Active Session History In PostgreSQL: Why?, How? and use cases
Bertrand is an IT professional since about 20 years mainly focusing on databases and data. He currently works for Amazon Web Services (as a Database Engineer). He is an OakTable member, has been active in the Oracle community since 2012 and is a regular speaker in Europe conferences. He is currently having a lot of interest around open source and mainly PostgreSQL.
No video of the event yet, sorry!

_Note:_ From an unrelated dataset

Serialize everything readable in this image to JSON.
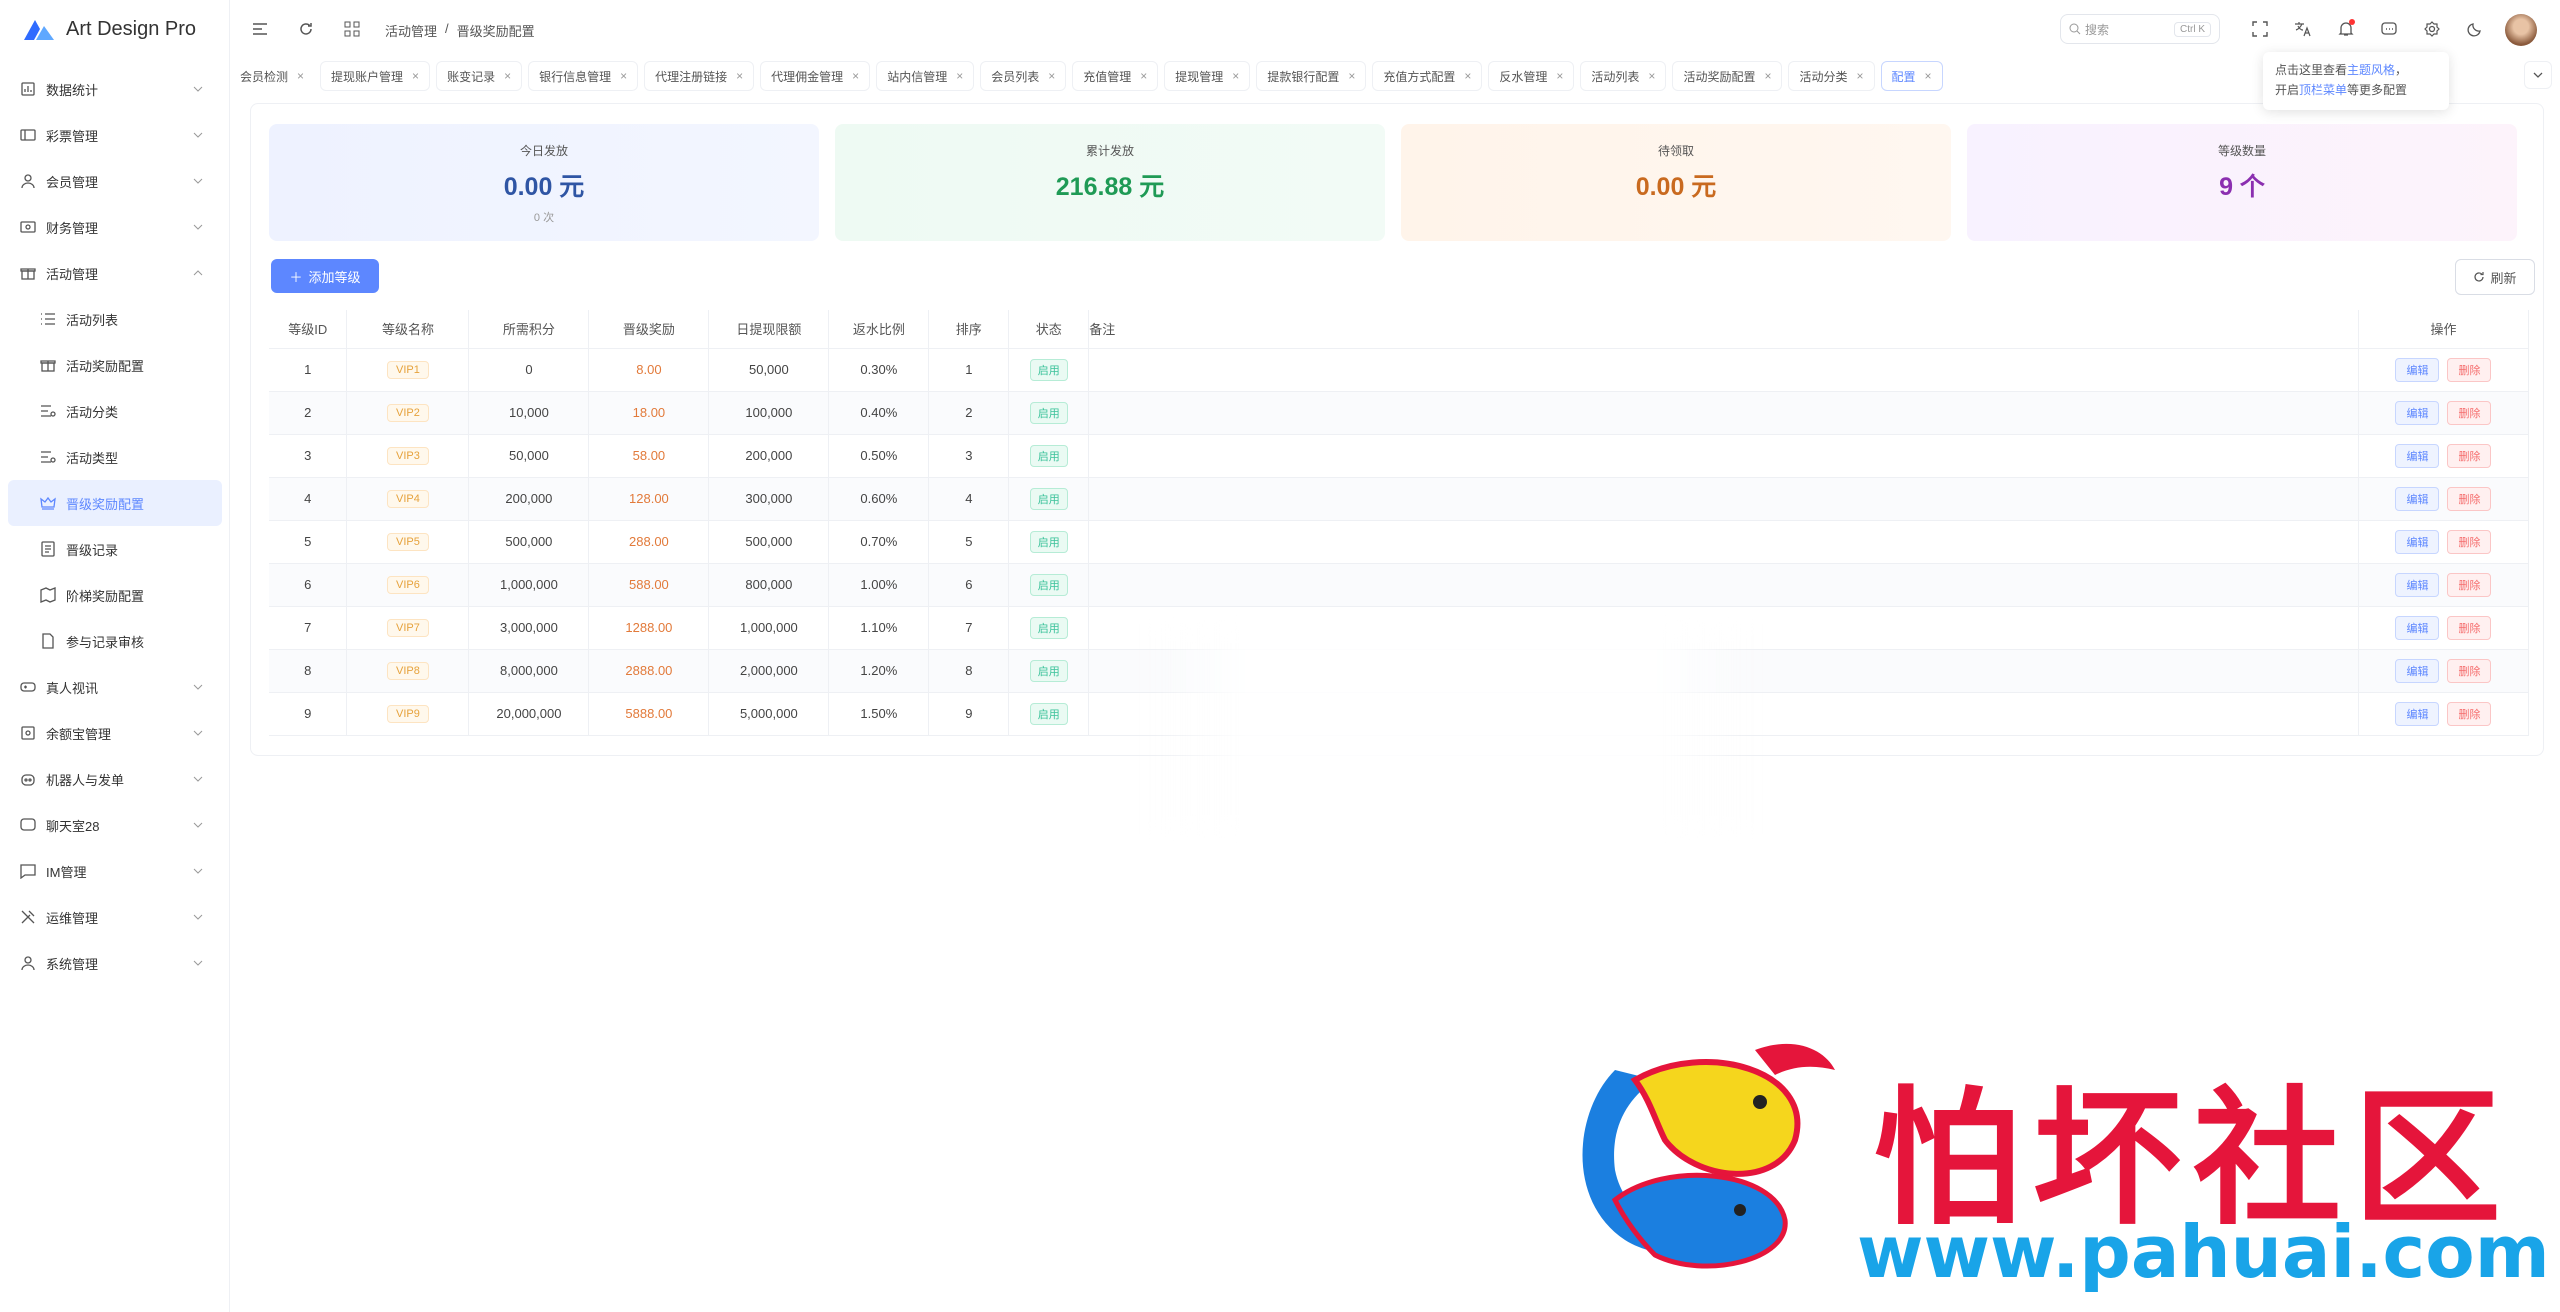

PostgreSQL provides session activity. However, in order to gather activity behavior, users have to sample the pg_stat_activity view multiple times. Furthermore, it could be even more useful to link the session activity to the sql statistics (coming from pg_stat_statements): that would provide the ability to easily drill-down to the sqls activity from a general overview of the database activity. Over an historical period of time, it could useful to answer questions like: Which backend type was taking most time? What wait events type were taking most time? What wait events were taking most time? Which application name was taking most time? What was a session doing? Which session was blocking which one? How long has a session been blocked? What does a SQL statement wait for? How many sessions were running in CPU? Which database was taking most time? On which wait event was the session waiting for? And so on…. In this session, a brand new extension will be presented (see https://github.com/pgsentinel/pgsentinel for more details) This extension collects the history of the sessions activity and in combination with pg_stat_statements can also link the session activity with sql statistics. You could see it as samplings of pg_stat_activity (one second interval as default) providing more information: ash_time: the sampling time top_level_query: the top level statement (in case PL/pgSQL is used) query: the statement being executed (not normalised, as it is in pg_stat_statements, means you see the values) cmdtype: the statement type (SELECT,UPDATE,INSERT,DELETE,UTILITY,UNKNOWN,NOTHING) queryid: the queryid of the statement (the one coming from pg_stat_statements) blockers: the number of blockers blockerpid: the pid of the blocker (if blockers = 1), the pid of one blocker (if blockers > 1) blocker_state: state of the blocker (state of the blockerpid) Thanks to the queryid field you are able to link the session activity with the sql activity. Thanks to the blocking information you are able to drill down in case of session(s) being blocked. It's implemented as in-memory ring buffer where samples are written with given (configurable) period. Therefore, user can see some number of recent samples depending on history size (configurable). In this session, we'll see why the active session history approach could be useful, how it has been implemented through an extension and some use cases with live demo. Then, we'll see how to get granular queries statistics (by sampling the pg_stat_statements at the same time as the sessions are actives) thanks to the extension and how to make use of them.
- 20 min
- Postgres Conference 2020
- Ops and Administration